▶ [Listed records]:

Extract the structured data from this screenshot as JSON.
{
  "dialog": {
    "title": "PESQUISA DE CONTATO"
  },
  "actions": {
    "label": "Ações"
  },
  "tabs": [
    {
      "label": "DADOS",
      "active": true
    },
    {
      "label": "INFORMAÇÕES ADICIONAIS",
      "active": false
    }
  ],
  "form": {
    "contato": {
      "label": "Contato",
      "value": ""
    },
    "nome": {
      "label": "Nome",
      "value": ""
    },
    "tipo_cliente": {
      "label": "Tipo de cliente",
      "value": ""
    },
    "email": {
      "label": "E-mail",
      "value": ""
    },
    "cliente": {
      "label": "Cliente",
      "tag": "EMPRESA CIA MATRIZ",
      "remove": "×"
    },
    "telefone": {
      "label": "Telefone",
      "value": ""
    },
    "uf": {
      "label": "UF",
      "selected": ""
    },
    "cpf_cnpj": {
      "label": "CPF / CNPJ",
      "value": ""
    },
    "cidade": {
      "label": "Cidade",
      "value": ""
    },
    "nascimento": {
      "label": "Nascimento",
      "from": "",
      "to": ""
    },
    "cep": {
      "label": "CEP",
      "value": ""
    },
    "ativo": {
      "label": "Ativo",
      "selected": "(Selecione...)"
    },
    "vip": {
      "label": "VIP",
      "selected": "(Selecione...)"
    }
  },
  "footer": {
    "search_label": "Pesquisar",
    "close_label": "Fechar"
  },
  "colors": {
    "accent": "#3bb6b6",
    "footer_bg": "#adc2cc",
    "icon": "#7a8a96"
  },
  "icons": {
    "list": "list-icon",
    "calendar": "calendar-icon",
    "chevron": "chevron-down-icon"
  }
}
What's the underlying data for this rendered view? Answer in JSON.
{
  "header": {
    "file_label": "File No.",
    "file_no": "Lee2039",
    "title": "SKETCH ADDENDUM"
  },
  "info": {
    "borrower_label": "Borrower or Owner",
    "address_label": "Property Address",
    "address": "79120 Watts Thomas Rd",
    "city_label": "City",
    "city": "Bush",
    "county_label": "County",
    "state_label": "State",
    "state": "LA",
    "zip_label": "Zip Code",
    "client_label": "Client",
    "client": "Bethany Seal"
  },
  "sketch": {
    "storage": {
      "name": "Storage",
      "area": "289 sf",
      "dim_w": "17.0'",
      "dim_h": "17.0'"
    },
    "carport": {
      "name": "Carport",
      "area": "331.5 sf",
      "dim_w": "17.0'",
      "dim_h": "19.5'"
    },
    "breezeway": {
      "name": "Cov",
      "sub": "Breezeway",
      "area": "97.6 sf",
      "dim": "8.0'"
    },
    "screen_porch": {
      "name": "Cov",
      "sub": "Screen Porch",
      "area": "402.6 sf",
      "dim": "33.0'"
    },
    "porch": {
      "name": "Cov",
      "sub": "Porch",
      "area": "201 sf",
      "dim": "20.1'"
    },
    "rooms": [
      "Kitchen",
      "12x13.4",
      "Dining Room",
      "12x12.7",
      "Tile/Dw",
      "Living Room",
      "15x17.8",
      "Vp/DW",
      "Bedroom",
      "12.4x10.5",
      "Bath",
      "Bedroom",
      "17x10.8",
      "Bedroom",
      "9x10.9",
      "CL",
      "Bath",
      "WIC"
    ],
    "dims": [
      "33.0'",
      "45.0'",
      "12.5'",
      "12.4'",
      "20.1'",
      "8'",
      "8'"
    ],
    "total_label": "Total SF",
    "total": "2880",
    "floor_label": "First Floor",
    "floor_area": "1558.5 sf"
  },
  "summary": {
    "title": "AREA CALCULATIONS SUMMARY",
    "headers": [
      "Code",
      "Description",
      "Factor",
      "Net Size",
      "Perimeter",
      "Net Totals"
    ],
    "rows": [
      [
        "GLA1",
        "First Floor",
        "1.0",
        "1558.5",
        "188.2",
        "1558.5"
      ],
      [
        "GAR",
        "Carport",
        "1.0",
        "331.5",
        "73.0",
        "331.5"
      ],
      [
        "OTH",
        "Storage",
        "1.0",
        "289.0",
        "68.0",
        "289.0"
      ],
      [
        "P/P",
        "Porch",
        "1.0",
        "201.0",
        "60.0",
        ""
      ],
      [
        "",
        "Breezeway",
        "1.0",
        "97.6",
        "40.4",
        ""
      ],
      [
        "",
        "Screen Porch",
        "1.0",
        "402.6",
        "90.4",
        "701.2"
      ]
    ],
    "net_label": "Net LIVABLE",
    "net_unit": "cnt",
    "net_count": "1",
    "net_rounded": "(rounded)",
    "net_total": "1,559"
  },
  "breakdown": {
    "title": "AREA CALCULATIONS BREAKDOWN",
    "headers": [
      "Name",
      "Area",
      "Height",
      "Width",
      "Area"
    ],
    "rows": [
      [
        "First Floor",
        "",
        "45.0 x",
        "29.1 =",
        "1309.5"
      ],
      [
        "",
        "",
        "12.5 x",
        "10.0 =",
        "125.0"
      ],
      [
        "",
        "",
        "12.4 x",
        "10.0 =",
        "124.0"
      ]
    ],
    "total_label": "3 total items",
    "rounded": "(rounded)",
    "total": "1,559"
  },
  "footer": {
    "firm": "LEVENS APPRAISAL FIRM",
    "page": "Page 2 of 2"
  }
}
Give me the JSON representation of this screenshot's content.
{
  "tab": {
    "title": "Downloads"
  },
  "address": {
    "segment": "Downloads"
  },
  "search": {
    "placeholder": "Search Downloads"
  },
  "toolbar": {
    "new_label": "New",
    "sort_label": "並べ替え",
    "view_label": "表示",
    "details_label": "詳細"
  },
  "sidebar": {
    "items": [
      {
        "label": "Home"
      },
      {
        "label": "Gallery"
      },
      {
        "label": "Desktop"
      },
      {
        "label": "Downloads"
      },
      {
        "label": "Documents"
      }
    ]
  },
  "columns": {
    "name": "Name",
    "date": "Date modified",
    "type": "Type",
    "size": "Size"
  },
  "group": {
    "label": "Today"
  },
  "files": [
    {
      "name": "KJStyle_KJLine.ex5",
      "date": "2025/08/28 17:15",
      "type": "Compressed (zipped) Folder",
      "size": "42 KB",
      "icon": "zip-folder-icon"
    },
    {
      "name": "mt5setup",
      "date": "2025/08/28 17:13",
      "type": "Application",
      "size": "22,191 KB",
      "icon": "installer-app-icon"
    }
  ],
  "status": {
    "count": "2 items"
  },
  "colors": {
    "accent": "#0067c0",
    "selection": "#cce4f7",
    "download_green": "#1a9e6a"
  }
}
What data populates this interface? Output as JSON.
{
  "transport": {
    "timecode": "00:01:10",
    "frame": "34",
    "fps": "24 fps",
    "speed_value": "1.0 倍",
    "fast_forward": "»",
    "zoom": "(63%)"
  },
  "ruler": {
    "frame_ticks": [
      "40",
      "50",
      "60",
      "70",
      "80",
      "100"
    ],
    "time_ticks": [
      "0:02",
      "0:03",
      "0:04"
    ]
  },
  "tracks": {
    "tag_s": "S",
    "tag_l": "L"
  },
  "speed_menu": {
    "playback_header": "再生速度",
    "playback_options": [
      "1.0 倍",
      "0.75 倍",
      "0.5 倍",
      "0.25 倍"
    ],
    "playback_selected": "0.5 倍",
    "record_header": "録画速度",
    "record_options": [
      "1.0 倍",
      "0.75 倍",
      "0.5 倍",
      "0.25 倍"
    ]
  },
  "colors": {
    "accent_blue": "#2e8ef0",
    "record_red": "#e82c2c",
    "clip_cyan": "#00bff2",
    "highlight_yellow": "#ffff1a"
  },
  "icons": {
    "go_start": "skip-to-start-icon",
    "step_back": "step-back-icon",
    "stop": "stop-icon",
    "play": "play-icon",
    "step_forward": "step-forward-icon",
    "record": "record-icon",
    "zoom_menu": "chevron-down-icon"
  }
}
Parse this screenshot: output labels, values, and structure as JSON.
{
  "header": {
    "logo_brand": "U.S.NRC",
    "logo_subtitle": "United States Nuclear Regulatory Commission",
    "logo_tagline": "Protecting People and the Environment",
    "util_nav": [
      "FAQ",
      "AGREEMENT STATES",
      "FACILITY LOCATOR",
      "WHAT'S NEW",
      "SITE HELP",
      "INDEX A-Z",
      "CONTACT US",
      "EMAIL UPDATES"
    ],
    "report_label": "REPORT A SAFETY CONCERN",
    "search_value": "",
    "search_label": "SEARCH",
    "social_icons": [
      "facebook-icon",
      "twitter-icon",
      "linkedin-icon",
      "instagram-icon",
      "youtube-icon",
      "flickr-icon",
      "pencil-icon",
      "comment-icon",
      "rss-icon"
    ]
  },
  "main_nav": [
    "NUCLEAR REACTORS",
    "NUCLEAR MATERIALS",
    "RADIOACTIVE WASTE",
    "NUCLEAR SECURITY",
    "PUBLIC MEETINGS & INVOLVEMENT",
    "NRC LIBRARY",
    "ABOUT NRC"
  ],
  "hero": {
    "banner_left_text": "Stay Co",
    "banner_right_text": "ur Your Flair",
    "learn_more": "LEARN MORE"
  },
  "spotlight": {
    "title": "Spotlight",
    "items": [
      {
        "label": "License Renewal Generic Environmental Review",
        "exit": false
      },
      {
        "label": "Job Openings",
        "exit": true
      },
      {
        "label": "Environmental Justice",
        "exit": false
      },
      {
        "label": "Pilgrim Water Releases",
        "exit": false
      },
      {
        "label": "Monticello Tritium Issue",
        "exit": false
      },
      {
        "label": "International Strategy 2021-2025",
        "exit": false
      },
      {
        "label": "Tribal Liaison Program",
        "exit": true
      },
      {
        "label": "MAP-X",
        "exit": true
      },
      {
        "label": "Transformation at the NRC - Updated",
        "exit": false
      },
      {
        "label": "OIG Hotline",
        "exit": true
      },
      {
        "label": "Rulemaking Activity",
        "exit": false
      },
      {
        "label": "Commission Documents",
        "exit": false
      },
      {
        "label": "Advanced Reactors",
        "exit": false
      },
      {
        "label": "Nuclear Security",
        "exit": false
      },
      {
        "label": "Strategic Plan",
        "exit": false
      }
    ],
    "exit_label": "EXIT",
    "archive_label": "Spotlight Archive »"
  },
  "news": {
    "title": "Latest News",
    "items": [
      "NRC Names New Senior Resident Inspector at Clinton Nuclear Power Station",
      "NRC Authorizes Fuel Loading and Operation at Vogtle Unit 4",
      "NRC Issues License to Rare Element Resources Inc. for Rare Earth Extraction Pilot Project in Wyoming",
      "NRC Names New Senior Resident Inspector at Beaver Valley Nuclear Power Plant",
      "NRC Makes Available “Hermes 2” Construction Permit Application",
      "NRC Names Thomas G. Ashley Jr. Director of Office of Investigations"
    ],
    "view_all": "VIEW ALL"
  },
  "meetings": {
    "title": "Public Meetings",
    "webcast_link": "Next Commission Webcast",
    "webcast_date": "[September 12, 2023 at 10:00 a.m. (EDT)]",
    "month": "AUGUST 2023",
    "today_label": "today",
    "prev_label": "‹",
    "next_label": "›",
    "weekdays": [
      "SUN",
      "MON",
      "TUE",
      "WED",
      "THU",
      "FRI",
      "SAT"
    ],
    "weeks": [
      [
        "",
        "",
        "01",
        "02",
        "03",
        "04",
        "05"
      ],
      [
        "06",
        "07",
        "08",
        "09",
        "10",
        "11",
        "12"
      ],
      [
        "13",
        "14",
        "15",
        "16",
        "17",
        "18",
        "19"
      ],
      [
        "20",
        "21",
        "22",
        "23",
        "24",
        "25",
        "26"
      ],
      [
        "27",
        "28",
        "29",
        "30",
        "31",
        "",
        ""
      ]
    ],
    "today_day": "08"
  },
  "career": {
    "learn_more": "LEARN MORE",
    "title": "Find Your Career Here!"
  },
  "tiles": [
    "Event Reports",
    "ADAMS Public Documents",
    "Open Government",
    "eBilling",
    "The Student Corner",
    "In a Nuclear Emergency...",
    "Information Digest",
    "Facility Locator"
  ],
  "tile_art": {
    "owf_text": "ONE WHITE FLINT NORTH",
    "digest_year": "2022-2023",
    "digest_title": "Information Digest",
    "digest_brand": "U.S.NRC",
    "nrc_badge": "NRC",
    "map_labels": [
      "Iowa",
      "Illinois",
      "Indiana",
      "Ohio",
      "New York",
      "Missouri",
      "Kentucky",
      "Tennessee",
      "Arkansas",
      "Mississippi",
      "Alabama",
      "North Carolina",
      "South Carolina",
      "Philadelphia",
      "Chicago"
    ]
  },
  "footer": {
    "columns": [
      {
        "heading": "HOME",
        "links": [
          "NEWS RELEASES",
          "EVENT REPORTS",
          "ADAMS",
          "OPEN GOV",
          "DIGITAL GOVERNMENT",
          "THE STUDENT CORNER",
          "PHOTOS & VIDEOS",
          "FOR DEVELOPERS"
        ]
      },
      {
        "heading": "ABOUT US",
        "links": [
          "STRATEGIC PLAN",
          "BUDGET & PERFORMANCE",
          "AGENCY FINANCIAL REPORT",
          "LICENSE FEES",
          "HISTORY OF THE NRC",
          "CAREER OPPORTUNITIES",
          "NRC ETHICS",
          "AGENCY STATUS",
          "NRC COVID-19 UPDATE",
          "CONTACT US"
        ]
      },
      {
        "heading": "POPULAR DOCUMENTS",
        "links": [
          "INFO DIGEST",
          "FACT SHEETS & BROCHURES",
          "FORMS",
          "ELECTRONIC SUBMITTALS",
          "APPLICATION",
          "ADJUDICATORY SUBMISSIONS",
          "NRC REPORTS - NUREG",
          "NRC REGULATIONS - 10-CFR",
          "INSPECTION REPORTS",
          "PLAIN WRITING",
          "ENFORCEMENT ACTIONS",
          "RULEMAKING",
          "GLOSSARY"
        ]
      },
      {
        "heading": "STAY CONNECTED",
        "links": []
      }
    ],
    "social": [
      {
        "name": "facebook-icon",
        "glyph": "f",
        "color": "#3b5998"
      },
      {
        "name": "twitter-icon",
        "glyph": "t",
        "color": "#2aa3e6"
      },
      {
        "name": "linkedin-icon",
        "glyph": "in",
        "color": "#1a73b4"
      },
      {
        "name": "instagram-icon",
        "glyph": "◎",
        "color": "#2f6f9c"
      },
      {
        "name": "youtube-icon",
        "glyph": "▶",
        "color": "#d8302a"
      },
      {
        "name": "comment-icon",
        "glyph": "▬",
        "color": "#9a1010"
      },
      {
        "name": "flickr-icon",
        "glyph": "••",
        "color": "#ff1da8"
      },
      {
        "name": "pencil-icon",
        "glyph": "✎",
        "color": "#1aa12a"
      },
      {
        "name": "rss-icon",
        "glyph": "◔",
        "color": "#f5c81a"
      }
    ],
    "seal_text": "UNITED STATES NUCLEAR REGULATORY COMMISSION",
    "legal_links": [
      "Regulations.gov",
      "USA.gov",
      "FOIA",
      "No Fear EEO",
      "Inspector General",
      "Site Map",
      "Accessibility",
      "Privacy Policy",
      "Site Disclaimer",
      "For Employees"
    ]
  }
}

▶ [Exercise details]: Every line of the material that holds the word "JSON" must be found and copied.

▶ [Response]:
Extract the structured data from this screenshot as JSON.
What's the underlying data for this rendered view? Answer in JSON.
Give me the JSON representation of this screenshot's content.
What data populates this interface? Output as JSON.
Parse this screenshot: output labels, values, and structure as JSON.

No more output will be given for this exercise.